→ ASSIGNMENT
Copy all lines below exactly as written. Leave pictures out.

→ DATASET CONTENT
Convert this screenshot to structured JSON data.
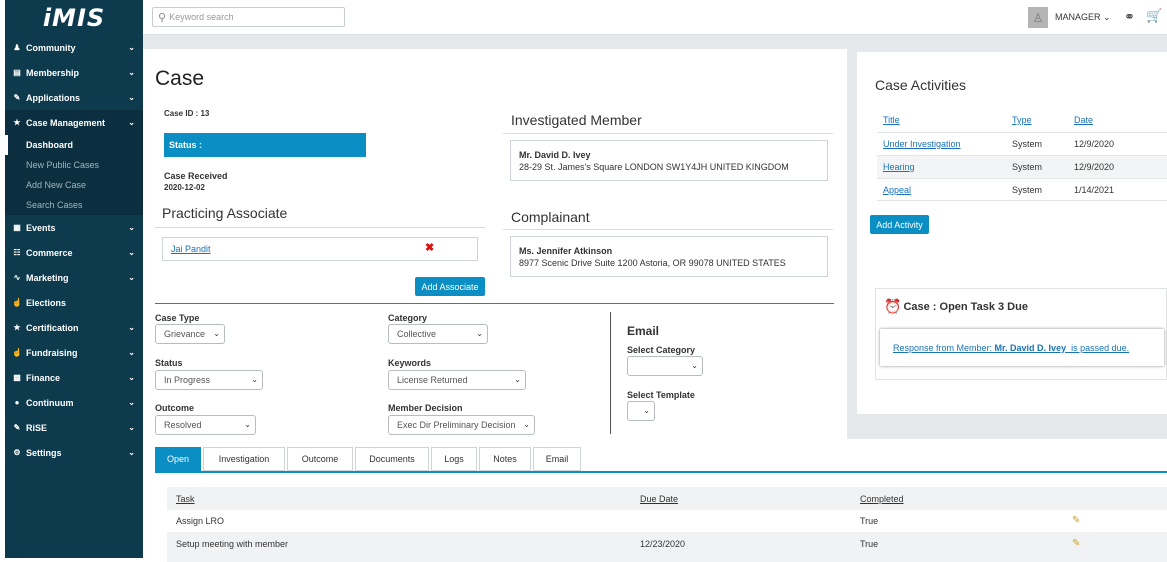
{
  "logo": "iMIS",
  "sidebar": {
    "items": [
      {
        "label": "Community",
        "icon": "people-icon"
      },
      {
        "label": "Membership",
        "icon": "card-icon"
      },
      {
        "label": "Applications",
        "icon": "edit-icon"
      },
      {
        "label": "Case Management",
        "icon": "badge-icon"
      },
      {
        "label": "Events",
        "icon": "calendar-icon"
      },
      {
        "label": "Commerce",
        "icon": "cart-icon"
      },
      {
        "label": "Marketing",
        "icon": "chart-icon"
      },
      {
        "label": "Elections",
        "icon": "ballot-icon"
      },
      {
        "label": "Certification",
        "icon": "ribbon-icon"
      },
      {
        "label": "Fundraising",
        "icon": "hand-icon"
      },
      {
        "label": "Finance",
        "icon": "money-icon"
      },
      {
        "label": "Continuum",
        "icon": "globe-icon"
      },
      {
        "label": "RiSE",
        "icon": "edit-icon"
      },
      {
        "label": "Settings",
        "icon": "gear-icon"
      }
    ],
    "case_sub": [
      "Dashboard",
      "New Public Cases",
      "Add New Case",
      "Search Cases"
    ]
  },
  "header": {
    "search_placeholder": "Keyword search",
    "user": "MANAGER"
  },
  "case": {
    "title": "Case",
    "id_label": "Case ID : 13",
    "status_label": "Status :",
    "received_label": "Case Received",
    "received_date": "2020-12-02",
    "practicing_heading": "Practicing Associate",
    "associate": "Jai Pandit",
    "add_associate": "Add Associate",
    "investigated_heading": "Investigated Member",
    "investigated_name": "Mr. David D. Ivey",
    "investigated_address": "28-29 St. James's Square LONDON SW1Y4JH UNITED KINGDOM",
    "complainant_heading": "Complainant",
    "complainant_name": "Ms. Jennifer Atkinson",
    "complainant_address": "8977 Scenic Drive Suite 1200 Astoria, OR 99078 UNITED STATES"
  },
  "form": {
    "case_type_label": "Case Type",
    "case_type": "Grievance",
    "category_label": "Category",
    "category": "Collective",
    "status_label": "Status",
    "status": "In Progress",
    "keywords_label": "Keywords",
    "keywords": "License Returned",
    "outcome_label": "Outcome",
    "outcome": "Resolved",
    "decision_label": "Member Decision",
    "decision": "Exec Dir Preliminary Decision",
    "email_heading": "Email",
    "select_category_label": "Select Category",
    "select_template_label": "Select Template"
  },
  "tabs": [
    "Open",
    "Investigation",
    "Outcome",
    "Documents",
    "Logs",
    "Notes",
    "Email"
  ],
  "tasks": {
    "headers": {
      "task": "Task",
      "due": "Due Date",
      "completed": "Completed"
    },
    "rows": [
      {
        "task": "Assign LRO",
        "due": "",
        "completed": "True"
      },
      {
        "task": "Setup meeting with member",
        "due": "12/23/2020",
        "completed": "True"
      }
    ]
  },
  "activities": {
    "heading": "Case Activities",
    "headers": {
      "title": "Title",
      "type": "Type",
      "date": "Date"
    },
    "rows": [
      {
        "title": "Under Investigation",
        "type": "System",
        "date": "12/9/2020"
      },
      {
        "title": "Hearing",
        "type": "System",
        "date": "12/9/2020"
      },
      {
        "title": "Appeal",
        "type": "System",
        "date": "1/14/2021"
      }
    ],
    "add_button": "Add Activity"
  },
  "open_task": {
    "heading": "Case : Open Task 3 Due",
    "msg_prefix": "Response from Member: ",
    "msg_name": "Mr. David D. Ivey",
    "msg_suffix": "  is passed due."
  }
}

→ RESPONSE AREA
Convert this screenshot to structured JSON data.
{
  "logo": "iMIS",
  "sidebar": {
    "items": [
      {
        "label": "Community",
        "icon": "people-icon"
      },
      {
        "label": "Membership",
        "icon": "card-icon"
      },
      {
        "label": "Applications",
        "icon": "edit-icon"
      },
      {
        "label": "Case Management",
        "icon": "badge-icon"
      },
      {
        "label": "Events",
        "icon": "calendar-icon"
      },
      {
        "label": "Commerce",
        "icon": "cart-icon"
      },
      {
        "label": "Marketing",
        "icon": "chart-icon"
      },
      {
        "label": "Elections",
        "icon": "ballot-icon"
      },
      {
        "label": "Certification",
        "icon": "ribbon-icon"
      },
      {
        "label": "Fundraising",
        "icon": "hand-icon"
      },
      {
        "label": "Finance",
        "icon": "money-icon"
      },
      {
        "label": "Continuum",
        "icon": "globe-icon"
      },
      {
        "label": "RiSE",
        "icon": "edit-icon"
      },
      {
        "label": "Settings",
        "icon": "gear-icon"
      }
    ],
    "case_sub": [
      "Dashboard",
      "New Public Cases",
      "Add New Case",
      "Search Cases"
    ]
  },
  "header": {
    "search_placeholder": "Keyword search",
    "user": "MANAGER"
  },
  "case": {
    "title": "Case",
    "id_label": "Case ID : 13",
    "status_label": "Status :",
    "received_label": "Case Received",
    "received_date": "2020-12-02",
    "practicing_heading": "Practicing Associate",
    "associate": "Jai Pandit",
    "add_associate": "Add Associate",
    "investigated_heading": "Investigated Member",
    "investigated_name": "Mr. David D. Ivey",
    "investigated_address": "28-29 St. James's Square LONDON SW1Y4JH UNITED KINGDOM",
    "complainant_heading": "Complainant",
    "complainant_name": "Ms. Jennifer Atkinson",
    "complainant_address": "8977 Scenic Drive Suite 1200 Astoria, OR 99078 UNITED STATES"
  },
  "form": {
    "case_type_label": "Case Type",
    "case_type": "Grievance",
    "category_label": "Category",
    "category": "Collective",
    "status_label": "Status",
    "status": "In Progress",
    "keywords_label": "Keywords",
    "keywords": "License Returned",
    "outcome_label": "Outcome",
    "outcome": "Resolved",
    "decision_label": "Member Decision",
    "decision": "Exec Dir Preliminary Decision",
    "email_heading": "Email",
    "select_category_label": "Select Category",
    "select_template_label": "Select Template"
  },
  "tabs": [
    "Open",
    "Investigation",
    "Outcome",
    "Documents",
    "Logs",
    "Notes",
    "Email"
  ],
  "tasks": {
    "headers": {
      "task": "Task",
      "due": "Due Date",
      "completed": "Completed"
    },
    "rows": [
      {
        "task": "Assign LRO",
        "due": "",
        "completed": "True"
      },
      {
        "task": "Setup meeting with member",
        "due": "12/23/2020",
        "completed": "True"
      }
    ]
  },
  "activities": {
    "heading": "Case Activities",
    "headers": {
      "title": "Title",
      "type": "Type",
      "date": "Date"
    },
    "rows": [
      {
        "title": "Under Investigation",
        "type": "System",
        "date": "12/9/2020"
      },
      {
        "title": "Hearing",
        "type": "System",
        "date": "12/9/2020"
      },
      {
        "title": "Appeal",
        "type": "System",
        "date": "1/14/2021"
      }
    ],
    "add_button": "Add Activity"
  },
  "open_task": {
    "heading": "Case : Open Task 3 Due",
    "msg_prefix": "Response from Member: ",
    "msg_name": "Mr. David D. Ivey",
    "msg_suffix": "  is passed due."
  }
}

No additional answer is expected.